    Marcel Campen
  • HexBox: Interactive Box Modeling of Hexahedral Meshes
    Francesco Zoccheddu
    Enrico Gobbetti
    Marco Livesu
    Nico Pietroni
    Gianmarco Cherchi
  • Quadratic-Attraction Subdivision
    Kestutis Karciauskas
    Jorg Peters
  • PowerRTF: Power Diagram based Restricted Tangent Face for Surface Remeshing
    Yuyou Yao
    Jingjing Liu
    Yue Fei
    Wenming Wu
    Gaofeng Zhang
    Dongming Yan
    Liping Zheng

2D Geometry (Monday 15:00-16:00)

  • Singularity-Free Frame Fields for Line Drawing Vectorization
    Olga Guțan
    Shreya Hegde
    Erick Jimenez Berumen
    Mikhail Bessmeltsev
    Edward Chien
  • Variational Pruning of Medial Axes of Planar Shapes
    Peter Rong
    Tao Ju

Details on surfaces (Monday 16:30-18:00)

  • Deep Deformation Detail Synthesis for Thin Shell Models
    Lan Chen
    Lin Gao
    Jie Yang
    Shibiao Xu
    Juntao Ye
    Xiaopeng Zhang
    Yu-Kun Lai
  • Graph-Based Synthesis for Skin Micro Wrinkles
    Sebastian Weiss
    Jonathan Moulin
    Prashanth Chandran
    Gaspard Zoss
    Paulo Gotardo
    Derek Bradley
  • A Shape Modulus for Fractal Geometry Generation
    Alexa Schor
    Theodore Kim

Surface Reconstruction (Tuesday 10:45-12:45)

  • Feature-Preserving Offset Mesh Generation from Topology-Adapted Octrees
    Daniel Zint
    Nissim Maruani
    Mael Rouxel-Labbe
    Pierre Alliez
  • Poisson Manifold Reconstruction - Beyond Co-dimension One
    Maximilian Kohlbrenner
    Singchun Lee
    Marc Alexa
    Misha Kazhdan
  • ANISE: Assembly-based Neural Implicit Surface reconstruction
    Dmitry Petrov
    Matheus Gadelha
    Radomír Měch
    Evangelos Kalogerakis

Deformation (Tuesday 15:00-16:00)

  • ARAP Revisited: Discretizing the Elastic Energy using Intrinsic Voronoi Cells
    Ugo Finnendahl
    Matthias Schwartz
    Marc Alexa
  • Maximum Likelihood Coordinates
    Qingjun Chang
    Chongyang Deng
    Kai Hormann

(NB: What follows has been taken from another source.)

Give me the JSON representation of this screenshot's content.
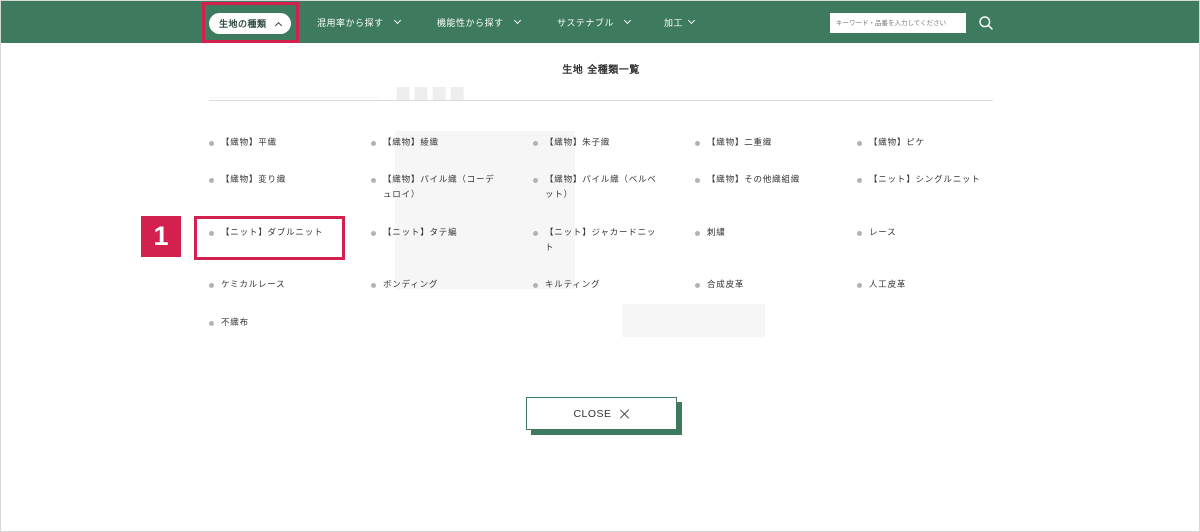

Point clouds and Scenes (Tuesday 16:30-18:00)

  • Cross-Shape Attention for Part Segmentation of 3D Point Clouds
    Marios Loizou
    Siddhant Garg
    Dmitrii Petrov
    Melinos Averkiou
    Evangelos Kalogerakis
  • Lightweight Curvature Estimations on Point Clouds with Randomized Corrected Curvature Measures
    Jacques-Olivier Lachaud
    David Coeurjolly
    Céline Labart
    Pascal Romon
    Boris Thibert
  • Factored Neural Representation for Scene Understanding
    Yu-Shiang Wong
    Niloy Mitra

Shape Correspondence (Wednesday 10:45-12:45)

  • Attention And Positional Encoding Are (Almost) All You Need For Shape Matching
    Alessandro Raganato
    Gabriella Pasi
    Simone Melzi
  • Partial Matching of Non rigid Shapes by Learning Piecewise Smooth Functions
    David Bensaid
    Noam Rotstein
    Nelson Goldenstein
    Ron Kimmel
  • BPM: Blended Piecewise Mobius Maps
    Shir Rorberg
    Amir Vaxman
    Mirela Ben-Chen
  • VOLMAP: a Large Scale Benchmark for Volume Mappings to Simple Base Domains
    Gianmarco Cherchi
    Marco Livesu

Representation and Learning (Wednesday 16:30-18:00)

  • Neural Representation of Open Surfaces
    Thor Christiansen
    Jakob Andreas Bærentzen
    Rasmus Paulsen
    Morten Rieger Hannemose
  • 3D Keypoint Estimation using Implicit Representation Learning
    Xiangyu Zhu
    Dong Du
    Haibin Huang
    Chongyang Ma
    Xiaoguang Han
  • 3D Generative Model Latent Disentanglement via Local Eigenprojection
    Simone Foti
    Bongjin Koo
    Danail Stoyanov
    Matthew J. Clarkson